━━ PROVIDED DATA ━━

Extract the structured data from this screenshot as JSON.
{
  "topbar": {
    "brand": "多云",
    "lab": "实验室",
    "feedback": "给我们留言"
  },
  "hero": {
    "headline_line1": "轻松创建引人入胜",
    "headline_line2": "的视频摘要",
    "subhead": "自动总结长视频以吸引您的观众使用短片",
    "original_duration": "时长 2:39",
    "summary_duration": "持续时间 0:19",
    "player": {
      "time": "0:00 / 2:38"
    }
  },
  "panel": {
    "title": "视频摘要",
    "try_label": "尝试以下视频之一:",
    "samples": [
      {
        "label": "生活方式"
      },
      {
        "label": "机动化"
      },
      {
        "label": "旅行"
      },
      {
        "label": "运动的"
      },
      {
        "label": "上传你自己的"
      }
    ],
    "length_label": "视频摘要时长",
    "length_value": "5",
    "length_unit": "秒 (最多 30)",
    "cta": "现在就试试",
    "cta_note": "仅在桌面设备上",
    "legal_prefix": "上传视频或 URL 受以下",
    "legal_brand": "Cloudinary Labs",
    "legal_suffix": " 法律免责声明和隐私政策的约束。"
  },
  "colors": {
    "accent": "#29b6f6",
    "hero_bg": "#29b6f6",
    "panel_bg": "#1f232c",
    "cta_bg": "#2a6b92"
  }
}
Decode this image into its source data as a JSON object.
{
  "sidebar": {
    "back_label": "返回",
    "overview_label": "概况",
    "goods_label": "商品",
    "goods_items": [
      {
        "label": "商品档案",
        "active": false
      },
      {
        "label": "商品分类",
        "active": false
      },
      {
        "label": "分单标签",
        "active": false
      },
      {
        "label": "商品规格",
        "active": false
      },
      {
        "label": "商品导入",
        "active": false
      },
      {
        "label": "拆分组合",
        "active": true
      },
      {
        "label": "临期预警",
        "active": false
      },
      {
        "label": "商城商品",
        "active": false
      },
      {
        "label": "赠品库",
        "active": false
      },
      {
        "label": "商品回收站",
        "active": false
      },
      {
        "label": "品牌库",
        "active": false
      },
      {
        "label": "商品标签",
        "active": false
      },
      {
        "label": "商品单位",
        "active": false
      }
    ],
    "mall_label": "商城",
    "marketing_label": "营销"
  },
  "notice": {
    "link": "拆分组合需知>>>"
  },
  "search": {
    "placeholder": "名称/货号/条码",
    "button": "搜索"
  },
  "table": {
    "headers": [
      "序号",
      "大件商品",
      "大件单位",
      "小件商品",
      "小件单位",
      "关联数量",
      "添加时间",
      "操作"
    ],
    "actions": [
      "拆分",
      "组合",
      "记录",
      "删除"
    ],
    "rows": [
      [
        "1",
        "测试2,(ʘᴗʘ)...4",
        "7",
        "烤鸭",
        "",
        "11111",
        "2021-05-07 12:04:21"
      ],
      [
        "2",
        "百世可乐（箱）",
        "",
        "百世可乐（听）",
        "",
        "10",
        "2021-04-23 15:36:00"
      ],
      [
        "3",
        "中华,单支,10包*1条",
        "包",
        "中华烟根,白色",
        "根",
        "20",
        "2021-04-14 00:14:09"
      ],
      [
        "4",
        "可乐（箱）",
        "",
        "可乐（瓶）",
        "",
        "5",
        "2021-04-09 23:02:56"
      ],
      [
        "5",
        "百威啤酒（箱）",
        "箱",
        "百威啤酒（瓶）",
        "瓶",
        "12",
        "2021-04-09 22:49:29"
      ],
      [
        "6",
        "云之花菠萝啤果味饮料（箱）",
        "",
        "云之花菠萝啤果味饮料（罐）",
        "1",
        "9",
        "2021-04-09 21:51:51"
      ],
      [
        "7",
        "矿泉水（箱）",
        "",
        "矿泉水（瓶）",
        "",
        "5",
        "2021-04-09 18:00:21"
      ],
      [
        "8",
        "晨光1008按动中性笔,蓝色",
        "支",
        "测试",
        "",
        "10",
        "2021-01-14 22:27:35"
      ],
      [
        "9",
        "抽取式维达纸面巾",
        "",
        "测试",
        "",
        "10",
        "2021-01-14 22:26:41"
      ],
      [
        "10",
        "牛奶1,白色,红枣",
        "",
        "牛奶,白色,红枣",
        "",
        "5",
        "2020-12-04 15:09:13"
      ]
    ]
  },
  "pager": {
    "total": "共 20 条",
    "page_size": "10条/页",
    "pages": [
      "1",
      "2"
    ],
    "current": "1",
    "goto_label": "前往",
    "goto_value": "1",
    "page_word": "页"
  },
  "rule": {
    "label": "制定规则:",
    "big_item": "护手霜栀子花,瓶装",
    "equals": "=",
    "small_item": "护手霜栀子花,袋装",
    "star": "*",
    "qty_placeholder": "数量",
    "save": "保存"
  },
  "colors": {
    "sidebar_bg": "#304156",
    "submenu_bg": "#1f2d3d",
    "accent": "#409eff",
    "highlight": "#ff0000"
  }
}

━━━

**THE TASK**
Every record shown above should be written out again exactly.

**EXERCISE OUTPUT**
Extract the structured data from this screenshot as JSON.
{
  "topbar": {
    "brand": "多云",
    "lab": "实验室",
    "feedback": "给我们留言"
  },
  "hero": {
    "headline_line1": "轻松创建引人入胜",
    "headline_line2": "的视频摘要",
    "subhead": "自动总结长视频以吸引您的观众使用短片",
    "original_duration": "时长 2:39",
    "summary_duration": "持续时间 0:19",
    "player": {
      "time": "0:00 / 2:38"
    }
  },
  "panel": {
    "title": "视频摘要",
    "try_label": "尝试以下视频之一:",
    "samples": [
      {
        "label": "生活方式"
      },
      {
        "label": "机动化"
      },
      {
        "label": "旅行"
      },
      {
        "label": "运动的"
      },
      {
        "label": "上传你自己的"
      }
    ],
    "length_label": "视频摘要时长",
    "length_value": "5",
    "length_unit": "秒 (最多 30)",
    "cta": "现在就试试",
    "cta_note": "仅在桌面设备上",
    "legal_prefix": "上传视频或 URL 受以下",
    "legal_brand": "Cloudinary Labs",
    "legal_suffix": " 法律免责声明和隐私政策的约束。"
  },
  "colors": {
    "accent": "#29b6f6",
    "hero_bg": "#29b6f6",
    "panel_bg": "#1f232c",
    "cta_bg": "#2a6b92"
  }
}
Decode this image into its source data as a JSON object.
{
  "sidebar": {
    "back_label": "返回",
    "overview_label": "概况",
    "goods_label": "商品",
    "goods_items": [
      {
        "label": "商品档案",
        "active": false
      },
      {
        "label": "商品分类",
        "active": false
      },
      {
        "label": "分单标签",
        "active": false
      },
      {
        "label": "商品规格",
        "active": false
      },
      {
        "label": "商品导入",
        "active": false
      },
      {
        "label": "拆分组合",
        "active": true
      },
      {
        "label": "临期预警",
        "active": false
      },
      {
        "label": "商城商品",
        "active": false
      },
      {
        "label": "赠品库",
        "active": false
      },
      {
        "label": "商品回收站",
        "active": false
      },
      {
        "label": "品牌库",
        "active": false
      },
      {
        "label": "商品标签",
        "active": false
      },
      {
        "label": "商品单位",
        "active": false
      }
    ],
    "mall_label": "商城",
    "marketing_label": "营销"
  },
  "notice": {
    "link": "拆分组合需知>>>"
  },
  "search": {
    "placeholder": "名称/货号/条码",
    "button": "搜索"
  },
  "table": {
    "headers": [
      "序号",
      "大件商品",
      "大件单位",
      "小件商品",
      "小件单位",
      "关联数量",
      "添加时间",
      "操作"
    ],
    "actions": [
      "拆分",
      "组合",
      "记录",
      "删除"
    ],
    "rows": [
      [
        "1",
        "测试2,(ʘᴗʘ)...4",
        "7",
        "烤鸭",
        "",
        "11111",
        "2021-05-07 12:04:21"
      ],
      [
        "2",
        "百世可乐（箱）",
        "",
        "百世可乐（听）",
        "",
        "10",
        "2021-04-23 15:36:00"
      ],
      [
        "3",
        "中华,单支,10包*1条",
        "包",
        "中华烟根,白色",
        "根",
        "20",
        "2021-04-14 00:14:09"
      ],
      [
        "4",
        "可乐（箱）",
        "",
        "可乐（瓶）",
        "",
        "5",
        "2021-04-09 23:02:56"
      ],
      [
        "5",
        "百威啤酒（箱）",
        "箱",
        "百威啤酒（瓶）",
        "瓶",
        "12",
        "2021-04-09 22:49:29"
      ],
      [
        "6",
        "云之花菠萝啤果味饮料（箱）",
        "",
        "云之花菠萝啤果味饮料（罐）",
        "1",
        "9",
        "2021-04-09 21:51:51"
      ],
      [
        "7",
        "矿泉水（箱）",
        "",
        "矿泉水（瓶）",
        "",
        "5",
        "2021-04-09 18:00:21"
      ],
      [
        "8",
        "晨光1008按动中性笔,蓝色",
        "支",
        "测试",
        "",
        "10",
        "2021-01-14 22:27:35"
      ],
      [
        "9",
        "抽取式维达纸面巾",
        "",
        "测试",
        "",
        "10",
        "2021-01-14 22:26:41"
      ],
      [
        "10",
        "牛奶1,白色,红枣",
        "",
        "牛奶,白色,红枣",
        "",
        "5",
        "2020-12-04 15:09:13"
      ]
    ]
  },
  "pager": {
    "total": "共 20 条",
    "page_size": "10条/页",
    "pages": [
      "1",
      "2"
    ],
    "current": "1",
    "goto_label": "前往",
    "goto_value": "1",
    "page_word": "页"
  },
  "rule": {
    "label": "制定规则:",
    "big_item": "护手霜栀子花,瓶装",
    "equals": "=",
    "small_item": "护手霜栀子花,袋装",
    "star": "*",
    "qty_placeholder": "数量",
    "save": "保存"
  },
  "colors": {
    "sidebar_bg": "#304156",
    "submenu_bg": "#1f2d3d",
    "accent": "#409eff",
    "highlight": "#ff0000"
  }
}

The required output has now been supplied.